Your task: Leave out all images and set down the records exactly as given.
[Opening Information section]
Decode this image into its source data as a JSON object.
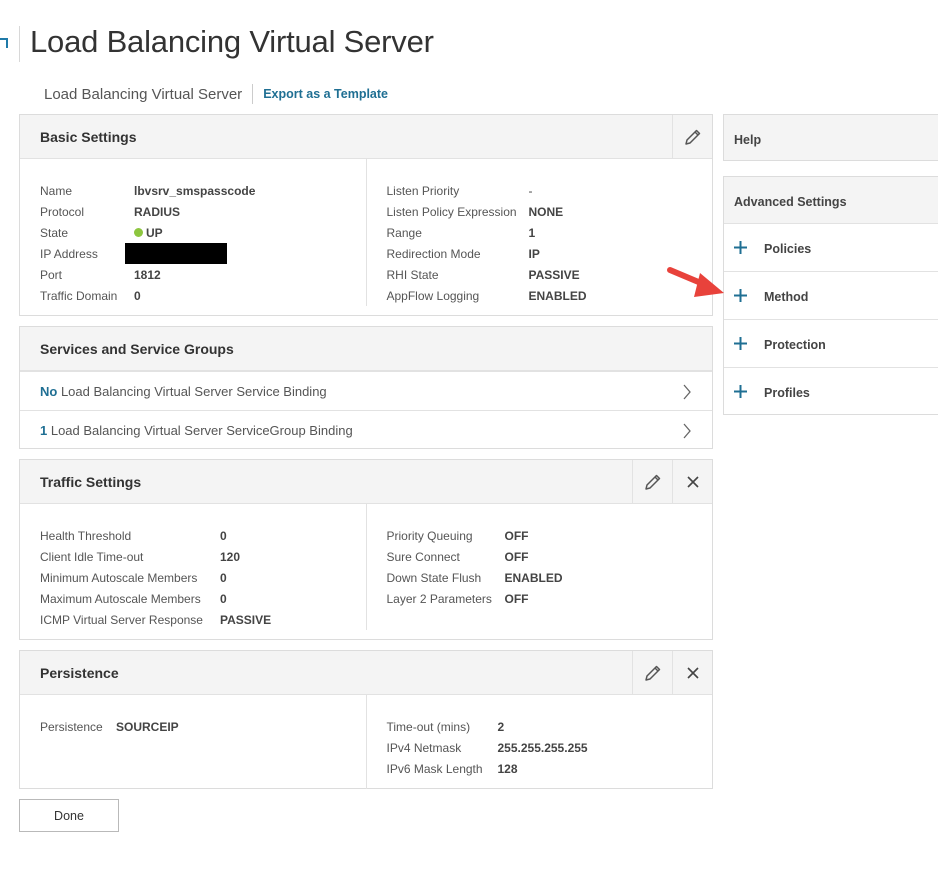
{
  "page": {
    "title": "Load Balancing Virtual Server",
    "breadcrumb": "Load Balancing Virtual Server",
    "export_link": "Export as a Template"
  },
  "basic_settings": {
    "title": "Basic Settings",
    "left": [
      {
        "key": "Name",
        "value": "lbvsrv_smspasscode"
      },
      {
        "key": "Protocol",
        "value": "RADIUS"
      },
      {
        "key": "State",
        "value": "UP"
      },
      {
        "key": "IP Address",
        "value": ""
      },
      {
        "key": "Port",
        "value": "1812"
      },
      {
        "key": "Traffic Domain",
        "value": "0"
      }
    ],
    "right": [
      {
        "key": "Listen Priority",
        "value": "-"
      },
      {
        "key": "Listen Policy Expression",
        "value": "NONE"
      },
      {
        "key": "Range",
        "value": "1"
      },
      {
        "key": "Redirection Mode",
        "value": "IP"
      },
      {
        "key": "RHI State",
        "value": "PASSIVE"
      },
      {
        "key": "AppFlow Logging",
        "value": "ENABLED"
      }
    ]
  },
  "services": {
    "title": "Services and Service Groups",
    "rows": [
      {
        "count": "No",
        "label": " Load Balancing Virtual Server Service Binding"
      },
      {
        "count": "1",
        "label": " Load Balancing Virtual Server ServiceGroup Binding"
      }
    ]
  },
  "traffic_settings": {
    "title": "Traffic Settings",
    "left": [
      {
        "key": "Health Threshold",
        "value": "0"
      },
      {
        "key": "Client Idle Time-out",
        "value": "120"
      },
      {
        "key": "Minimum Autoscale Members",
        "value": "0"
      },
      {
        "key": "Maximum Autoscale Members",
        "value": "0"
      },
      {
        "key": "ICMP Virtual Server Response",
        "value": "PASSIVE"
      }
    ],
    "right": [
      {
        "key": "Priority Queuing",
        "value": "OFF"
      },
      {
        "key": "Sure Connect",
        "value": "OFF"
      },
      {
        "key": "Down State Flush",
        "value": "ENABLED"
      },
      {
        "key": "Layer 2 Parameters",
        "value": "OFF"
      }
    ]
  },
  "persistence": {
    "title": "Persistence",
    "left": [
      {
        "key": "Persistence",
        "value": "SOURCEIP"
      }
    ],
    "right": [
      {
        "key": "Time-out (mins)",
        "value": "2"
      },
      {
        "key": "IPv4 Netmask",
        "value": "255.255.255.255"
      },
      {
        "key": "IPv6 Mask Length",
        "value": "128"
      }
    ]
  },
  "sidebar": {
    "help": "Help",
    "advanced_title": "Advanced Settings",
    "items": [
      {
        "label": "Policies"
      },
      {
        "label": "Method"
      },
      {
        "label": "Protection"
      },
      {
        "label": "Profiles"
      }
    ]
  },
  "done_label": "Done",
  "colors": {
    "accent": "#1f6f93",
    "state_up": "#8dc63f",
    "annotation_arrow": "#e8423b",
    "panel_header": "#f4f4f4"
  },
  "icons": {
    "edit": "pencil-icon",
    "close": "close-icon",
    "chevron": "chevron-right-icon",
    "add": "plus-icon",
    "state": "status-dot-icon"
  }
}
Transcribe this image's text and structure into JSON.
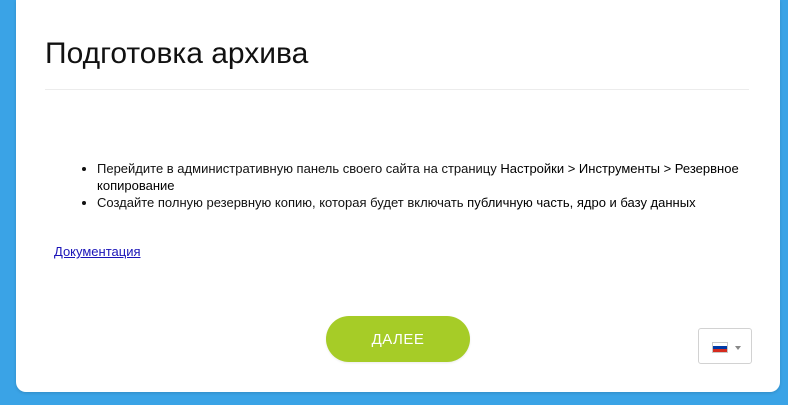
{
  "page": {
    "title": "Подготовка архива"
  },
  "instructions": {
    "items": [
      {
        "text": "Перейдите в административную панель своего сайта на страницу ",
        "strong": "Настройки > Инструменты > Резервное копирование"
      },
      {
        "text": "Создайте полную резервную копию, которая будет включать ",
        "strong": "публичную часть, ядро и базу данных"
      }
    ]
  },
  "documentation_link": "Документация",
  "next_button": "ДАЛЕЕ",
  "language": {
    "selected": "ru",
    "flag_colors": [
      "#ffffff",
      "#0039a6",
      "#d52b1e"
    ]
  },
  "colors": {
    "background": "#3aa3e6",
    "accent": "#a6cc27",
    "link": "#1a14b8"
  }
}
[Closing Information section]
Finished task:
Decode this image into its source data as a JSON object.
{
  "page": {
    "title": "Load Balancing Virtual Server",
    "breadcrumb": "Load Balancing Virtual Server",
    "export_link": "Export as a Template"
  },
  "basic_settings": {
    "title": "Basic Settings",
    "left": [
      {
        "key": "Name",
        "value": "lbvsrv_smspasscode"
      },
      {
        "key": "Protocol",
        "value": "RADIUS"
      },
      {
        "key": "State",
        "value": "UP"
      },
      {
        "key": "IP Address",
        "value": ""
      },
      {
        "key": "Port",
        "value": "1812"
      },
      {
        "key": "Traffic Domain",
        "value": "0"
      }
    ],
    "right": [
      {
        "key": "Listen Priority",
        "value": "-"
      },
      {
        "key": "Listen Policy Expression",
        "value": "NONE"
      },
      {
        "key": "Range",
        "value": "1"
      },
      {
        "key": "Redirection Mode",
        "value": "IP"
      },
      {
        "key": "RHI State",
        "value": "PASSIVE"
      },
      {
        "key": "AppFlow Logging",
        "value": "ENABLED"
      }
    ]
  },
  "services": {
    "title": "Services and Service Groups",
    "rows": [
      {
        "count": "No",
        "label": " Load Balancing Virtual Server Service Binding"
      },
      {
        "count": "1",
        "label": " Load Balancing Virtual Server ServiceGroup Binding"
      }
    ]
  },
  "traffic_settings": {
    "title": "Traffic Settings",
    "left": [
      {
        "key": "Health Threshold",
        "value": "0"
      },
      {
        "key": "Client Idle Time-out",
        "value": "120"
      },
      {
        "key": "Minimum Autoscale Members",
        "value": "0"
      },
      {
        "key": "Maximum Autoscale Members",
        "value": "0"
      },
      {
        "key": "ICMP Virtual Server Response",
        "value": "PASSIVE"
      }
    ],
    "right": [
      {
        "key": "Priority Queuing",
        "value": "OFF"
      },
      {
        "key": "Sure Connect",
        "value": "OFF"
      },
      {
        "key": "Down State Flush",
        "value": "ENABLED"
      },
      {
        "key": "Layer 2 Parameters",
        "value": "OFF"
      }
    ]
  },
  "persistence": {
    "title": "Persistence",
    "left": [
      {
        "key": "Persistence",
        "value": "SOURCEIP"
      }
    ],
    "right": [
      {
        "key": "Time-out (mins)",
        "value": "2"
      },
      {
        "key": "IPv4 Netmask",
        "value": "255.255.255.255"
      },
      {
        "key": "IPv6 Mask Length",
        "value": "128"
      }
    ]
  },
  "sidebar": {
    "help": "Help",
    "advanced_title": "Advanced Settings",
    "items": [
      {
        "label": "Policies"
      },
      {
        "label": "Method"
      },
      {
        "label": "Protection"
      },
      {
        "label": "Profiles"
      }
    ]
  },
  "done_label": "Done",
  "colors": {
    "accent": "#1f6f93",
    "state_up": "#8dc63f",
    "annotation_arrow": "#e8423b",
    "panel_header": "#f4f4f4"
  },
  "icons": {
    "edit": "pencil-icon",
    "close": "close-icon",
    "chevron": "chevron-right-icon",
    "add": "plus-icon",
    "state": "status-dot-icon"
  }
}
Transcribe this image's text and structure into JSON.
{
  "page": {
    "title": "Подготовка архива"
  },
  "instructions": {
    "items": [
      {
        "text": "Перейдите в административную панель своего сайта на страницу ",
        "strong": "Настройки > Инструменты > Резервное копирование"
      },
      {
        "text": "Создайте полную резервную копию, которая будет включать ",
        "strong": "публичную часть, ядро и базу данных"
      }
    ]
  },
  "documentation_link": "Документация",
  "next_button": "ДАЛЕЕ",
  "language": {
    "selected": "ru",
    "flag_colors": [
      "#ffffff",
      "#0039a6",
      "#d52b1e"
    ]
  },
  "colors": {
    "background": "#3aa3e6",
    "accent": "#a6cc27",
    "link": "#1a14b8"
  }
}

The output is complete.